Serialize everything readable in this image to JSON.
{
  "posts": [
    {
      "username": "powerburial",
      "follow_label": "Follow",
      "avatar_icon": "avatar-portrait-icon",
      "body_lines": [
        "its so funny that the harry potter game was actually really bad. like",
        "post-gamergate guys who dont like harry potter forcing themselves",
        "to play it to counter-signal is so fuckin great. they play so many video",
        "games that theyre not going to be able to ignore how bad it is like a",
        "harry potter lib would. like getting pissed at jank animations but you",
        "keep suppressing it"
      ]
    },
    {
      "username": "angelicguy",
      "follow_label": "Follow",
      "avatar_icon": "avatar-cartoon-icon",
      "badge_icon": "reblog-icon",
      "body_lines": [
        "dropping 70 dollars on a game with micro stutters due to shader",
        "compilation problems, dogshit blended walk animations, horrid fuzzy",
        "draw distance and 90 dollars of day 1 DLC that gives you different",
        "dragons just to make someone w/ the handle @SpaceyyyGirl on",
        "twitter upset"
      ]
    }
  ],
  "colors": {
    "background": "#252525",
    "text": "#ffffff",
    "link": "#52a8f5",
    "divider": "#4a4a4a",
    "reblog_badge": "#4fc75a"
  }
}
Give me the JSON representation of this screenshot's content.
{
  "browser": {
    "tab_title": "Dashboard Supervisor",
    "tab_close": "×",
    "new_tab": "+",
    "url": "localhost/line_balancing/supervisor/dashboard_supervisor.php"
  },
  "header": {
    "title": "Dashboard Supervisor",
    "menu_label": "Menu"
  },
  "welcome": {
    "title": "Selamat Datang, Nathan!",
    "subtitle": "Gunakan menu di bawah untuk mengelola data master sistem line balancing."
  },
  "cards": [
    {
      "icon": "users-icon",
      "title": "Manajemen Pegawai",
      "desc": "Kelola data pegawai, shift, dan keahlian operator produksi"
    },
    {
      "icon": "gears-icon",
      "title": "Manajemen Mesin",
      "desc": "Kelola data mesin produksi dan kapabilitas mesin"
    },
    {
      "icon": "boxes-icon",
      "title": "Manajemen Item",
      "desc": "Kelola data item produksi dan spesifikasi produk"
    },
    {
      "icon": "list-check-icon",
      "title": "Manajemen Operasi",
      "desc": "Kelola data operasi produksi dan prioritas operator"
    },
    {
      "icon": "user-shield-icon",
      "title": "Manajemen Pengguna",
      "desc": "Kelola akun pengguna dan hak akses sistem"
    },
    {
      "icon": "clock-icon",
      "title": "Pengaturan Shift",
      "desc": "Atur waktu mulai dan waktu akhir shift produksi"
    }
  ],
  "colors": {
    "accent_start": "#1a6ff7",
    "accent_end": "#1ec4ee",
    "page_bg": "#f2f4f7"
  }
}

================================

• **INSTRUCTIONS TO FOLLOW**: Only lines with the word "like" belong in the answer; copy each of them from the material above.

• **OUTPUT**:
        "its so funny that the harry potter game was actually really bad. like",
        "post-gamergate guys who dont like harry potter forcing themselves",
        "games that theyre not going to be able to ignore how bad it is like a",
        "harry potter lib would. like getting pissed at jank animations but you",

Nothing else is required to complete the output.